Dataset rows for apps and sites:
* * * * *

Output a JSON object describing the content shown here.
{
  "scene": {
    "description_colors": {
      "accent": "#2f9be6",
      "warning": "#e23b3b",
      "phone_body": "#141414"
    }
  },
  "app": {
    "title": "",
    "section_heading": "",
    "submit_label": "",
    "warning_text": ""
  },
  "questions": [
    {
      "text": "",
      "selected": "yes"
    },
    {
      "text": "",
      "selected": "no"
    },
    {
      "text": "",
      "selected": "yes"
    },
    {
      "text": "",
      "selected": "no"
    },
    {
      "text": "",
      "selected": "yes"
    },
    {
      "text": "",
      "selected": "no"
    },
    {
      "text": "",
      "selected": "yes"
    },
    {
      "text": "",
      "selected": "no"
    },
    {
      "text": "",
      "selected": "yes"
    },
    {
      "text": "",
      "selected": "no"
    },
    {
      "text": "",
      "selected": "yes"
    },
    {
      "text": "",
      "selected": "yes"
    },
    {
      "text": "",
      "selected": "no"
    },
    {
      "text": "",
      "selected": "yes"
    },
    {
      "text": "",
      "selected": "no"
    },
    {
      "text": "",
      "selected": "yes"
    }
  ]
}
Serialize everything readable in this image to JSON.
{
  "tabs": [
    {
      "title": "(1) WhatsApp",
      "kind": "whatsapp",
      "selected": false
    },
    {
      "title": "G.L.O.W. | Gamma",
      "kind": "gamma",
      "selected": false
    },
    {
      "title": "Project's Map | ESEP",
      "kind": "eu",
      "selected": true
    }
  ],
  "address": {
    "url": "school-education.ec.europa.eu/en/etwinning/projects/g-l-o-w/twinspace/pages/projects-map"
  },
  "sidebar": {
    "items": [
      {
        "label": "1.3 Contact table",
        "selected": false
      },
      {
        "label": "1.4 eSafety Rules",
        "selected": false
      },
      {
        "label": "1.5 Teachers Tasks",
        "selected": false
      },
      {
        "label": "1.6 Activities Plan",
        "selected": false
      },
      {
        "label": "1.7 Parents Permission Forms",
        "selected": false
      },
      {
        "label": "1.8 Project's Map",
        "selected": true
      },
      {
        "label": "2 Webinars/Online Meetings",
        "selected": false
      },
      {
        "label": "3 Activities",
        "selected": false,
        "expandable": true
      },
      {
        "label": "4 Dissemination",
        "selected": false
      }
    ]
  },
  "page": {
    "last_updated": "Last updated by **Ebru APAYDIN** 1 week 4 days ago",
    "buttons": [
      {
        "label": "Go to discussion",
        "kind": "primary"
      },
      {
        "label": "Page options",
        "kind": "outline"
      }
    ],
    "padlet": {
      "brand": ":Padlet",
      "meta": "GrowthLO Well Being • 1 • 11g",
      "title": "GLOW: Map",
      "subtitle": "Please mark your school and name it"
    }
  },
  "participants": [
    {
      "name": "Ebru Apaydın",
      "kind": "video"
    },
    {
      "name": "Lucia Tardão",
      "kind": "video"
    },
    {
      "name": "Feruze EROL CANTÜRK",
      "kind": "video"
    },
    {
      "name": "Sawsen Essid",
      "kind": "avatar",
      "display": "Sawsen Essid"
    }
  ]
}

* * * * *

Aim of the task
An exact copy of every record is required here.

Result of this task
Output a JSON object describing the content shown here.
{
  "scene": {
    "description_colors": {
      "accent": "#2f9be6",
      "warning": "#e23b3b",
      "phone_body": "#141414"
    }
  },
  "app": {
    "title": "",
    "section_heading": "",
    "submit_label": "",
    "warning_text": ""
  },
  "questions": [
    {
      "text": "",
      "selected": "yes"
    },
    {
      "text": "",
      "selected": "no"
    },
    {
      "text": "",
      "selected": "yes"
    },
    {
      "text": "",
      "selected": "no"
    },
    {
      "text": "",
      "selected": "yes"
    },
    {
      "text": "",
      "selected": "no"
    },
    {
      "text": "",
      "selected": "yes"
    },
    {
      "text": "",
      "selected": "no"
    },
    {
      "text": "",
      "selected": "yes"
    },
    {
      "text": "",
      "selected": "no"
    },
    {
      "text": "",
      "selected": "yes"
    },
    {
      "text": "",
      "selected": "yes"
    },
    {
      "text": "",
      "selected": "no"
    },
    {
      "text": "",
      "selected": "yes"
    },
    {
      "text": "",
      "selected": "no"
    },
    {
      "text": "",
      "selected": "yes"
    }
  ]
}
Serialize everything readable in this image to JSON.
{
  "tabs": [
    {
      "title": "(1) WhatsApp",
      "kind": "whatsapp",
      "selected": false
    },
    {
      "title": "G.L.O.W. | Gamma",
      "kind": "gamma",
      "selected": false
    },
    {
      "title": "Project's Map | ESEP",
      "kind": "eu",
      "selected": true
    }
  ],
  "address": {
    "url": "school-education.ec.europa.eu/en/etwinning/projects/g-l-o-w/twinspace/pages/projects-map"
  },
  "sidebar": {
    "items": [
      {
        "label": "1.3 Contact table",
        "selected": false
      },
      {
        "label": "1.4 eSafety Rules",
        "selected": false
      },
      {
        "label": "1.5 Teachers Tasks",
        "selected": false
      },
      {
        "label": "1.6 Activities Plan",
        "selected": false
      },
      {
        "label": "1.7 Parents Permission Forms",
        "selected": false
      },
      {
        "label": "1.8 Project's Map",
        "selected": true
      },
      {
        "label": "2 Webinars/Online Meetings",
        "selected": false
      },
      {
        "label": "3 Activities",
        "selected": false,
        "expandable": true
      },
      {
        "label": "4 Dissemination",
        "selected": false
      }
    ]
  },
  "page": {
    "last_updated": "Last updated by **Ebru APAYDIN** 1 week 4 days ago",
    "buttons": [
      {
        "label": "Go to discussion",
        "kind": "primary"
      },
      {
        "label": "Page options",
        "kind": "outline"
      }
    ],
    "padlet": {
      "brand": ":Padlet",
      "meta": "GrowthLO Well Being • 1 • 11g",
      "title": "GLOW: Map",
      "subtitle": "Please mark your school and name it"
    }
  },
  "participants": [
    {
      "name": "Ebru Apaydın",
      "kind": "video"
    },
    {
      "name": "Lucia Tardão",
      "kind": "video"
    },
    {
      "name": "Feruze EROL CANTÜRK",
      "kind": "video"
    },
    {
      "name": "Sawsen Essid",
      "kind": "avatar",
      "display": "Sawsen Essid"
    }
  ]
}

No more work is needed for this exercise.